Aerospace firm will need to make progress on CSeries program to address share volatility
MONTREAL—Bombardier Inc. finished the Farnborough Airshow in Britain with some momentum in CSeries orders, but industry analysts say the company still faces several key risks to develop and sell the commercial jetliner.
Despite an engine mishap that has kept test flights grounded since late May, Bombardier racked up 66 new order commitments for the CSeries at the airshow.
Analyst Walter Spracklin of RBC Capital Markets says the new aircraft is in better shape coming out of the airshow, but expects Bombardier’s shares will remain volatile until it addresses “valid investor concerns” by making further progress on the aircraft program.
Flights of the CSeries were stopped nearly two months ago after “an engine-related incident” that damaged an aircraft during maintenance testing on the ground.
A fix for the problem believed to be related to a failure in the turbine’s oil system is being tested and test flights are expected to resume in “the coming weeks.”
Bombardier insists it has enough time in its testing schedule to have the aircraft enter service in the second half of 2015, despite the test flight pause.

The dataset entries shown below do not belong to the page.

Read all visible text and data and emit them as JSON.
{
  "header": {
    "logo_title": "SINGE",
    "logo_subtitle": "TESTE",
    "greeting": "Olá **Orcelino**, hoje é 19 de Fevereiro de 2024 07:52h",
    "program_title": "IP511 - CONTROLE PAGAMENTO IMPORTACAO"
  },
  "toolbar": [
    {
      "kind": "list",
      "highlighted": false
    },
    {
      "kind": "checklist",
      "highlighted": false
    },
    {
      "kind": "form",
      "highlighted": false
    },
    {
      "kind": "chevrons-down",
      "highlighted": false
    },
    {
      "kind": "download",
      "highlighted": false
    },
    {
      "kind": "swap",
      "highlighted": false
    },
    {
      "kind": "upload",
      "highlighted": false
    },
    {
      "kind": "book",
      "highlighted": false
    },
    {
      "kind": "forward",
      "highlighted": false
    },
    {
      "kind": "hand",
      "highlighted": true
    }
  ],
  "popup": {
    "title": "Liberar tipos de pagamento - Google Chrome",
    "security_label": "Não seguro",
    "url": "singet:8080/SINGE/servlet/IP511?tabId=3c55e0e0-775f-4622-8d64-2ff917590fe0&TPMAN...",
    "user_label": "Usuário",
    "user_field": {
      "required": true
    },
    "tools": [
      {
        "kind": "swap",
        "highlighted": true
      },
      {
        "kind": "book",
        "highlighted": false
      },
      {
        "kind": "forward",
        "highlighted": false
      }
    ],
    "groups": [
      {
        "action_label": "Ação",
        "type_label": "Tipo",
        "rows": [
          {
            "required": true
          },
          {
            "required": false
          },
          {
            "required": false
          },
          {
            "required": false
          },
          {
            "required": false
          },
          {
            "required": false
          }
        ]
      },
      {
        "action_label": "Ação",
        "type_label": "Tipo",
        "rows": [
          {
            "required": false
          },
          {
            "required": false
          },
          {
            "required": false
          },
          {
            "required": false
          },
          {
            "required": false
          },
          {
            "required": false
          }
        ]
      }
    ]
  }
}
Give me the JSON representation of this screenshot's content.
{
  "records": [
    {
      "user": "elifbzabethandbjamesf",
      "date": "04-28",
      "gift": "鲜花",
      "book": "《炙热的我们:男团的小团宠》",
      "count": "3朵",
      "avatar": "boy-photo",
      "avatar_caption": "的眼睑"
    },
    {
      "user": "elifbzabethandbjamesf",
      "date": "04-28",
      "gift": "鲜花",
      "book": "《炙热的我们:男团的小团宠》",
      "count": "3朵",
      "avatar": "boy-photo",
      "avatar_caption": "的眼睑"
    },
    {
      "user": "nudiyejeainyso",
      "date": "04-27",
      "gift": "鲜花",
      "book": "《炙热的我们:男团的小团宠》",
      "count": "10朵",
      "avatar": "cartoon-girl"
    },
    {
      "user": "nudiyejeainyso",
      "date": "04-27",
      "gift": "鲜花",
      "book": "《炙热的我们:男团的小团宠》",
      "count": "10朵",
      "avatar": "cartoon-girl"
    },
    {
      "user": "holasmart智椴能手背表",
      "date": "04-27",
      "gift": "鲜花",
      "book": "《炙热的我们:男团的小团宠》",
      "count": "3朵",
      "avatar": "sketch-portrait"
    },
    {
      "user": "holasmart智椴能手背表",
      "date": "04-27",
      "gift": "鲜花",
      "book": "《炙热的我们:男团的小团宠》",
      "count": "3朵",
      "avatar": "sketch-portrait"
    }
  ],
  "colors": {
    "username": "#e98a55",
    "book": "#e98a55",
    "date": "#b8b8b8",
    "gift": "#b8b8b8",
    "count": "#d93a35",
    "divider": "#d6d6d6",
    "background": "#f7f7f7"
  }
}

However, it still faces several hurdles before it can deliver the CSeries to its first customer, including logging the necessary flight test hours for Transport Canada certification, confirming the aircraft’s promise for fuel savings and noise levels and demonstrating that the fly-by-wire system used to operate the plane is working as planned.
Questions also remain about the company’s ability to pick up the pace of firm orders for the new plane.
Analyst Kevin Chiang of CIBC World Markets was less optimistic, saying he expects “another shoe to drop” that would push out the first deliveries to the first half of 2016.
While that is sure to intensify investor anxieties, the analyst said there remains significant upside for long-term investors if the company can achieve its goals.
Chiang says he can’t imagine that CSeries sales won’t build given the aircraft’s better fuel and operating cost efficiency than its competitors.
Analysts also say Bombardier’s prospects are higher because of signs of improvement at Bombardier Transportation, its rail division.
Improved efficiencies at its plant in Derby, U.K., should generate higher profits as production doubles with the start of the US$2.1 billion Crossrail project around the second half of 2015.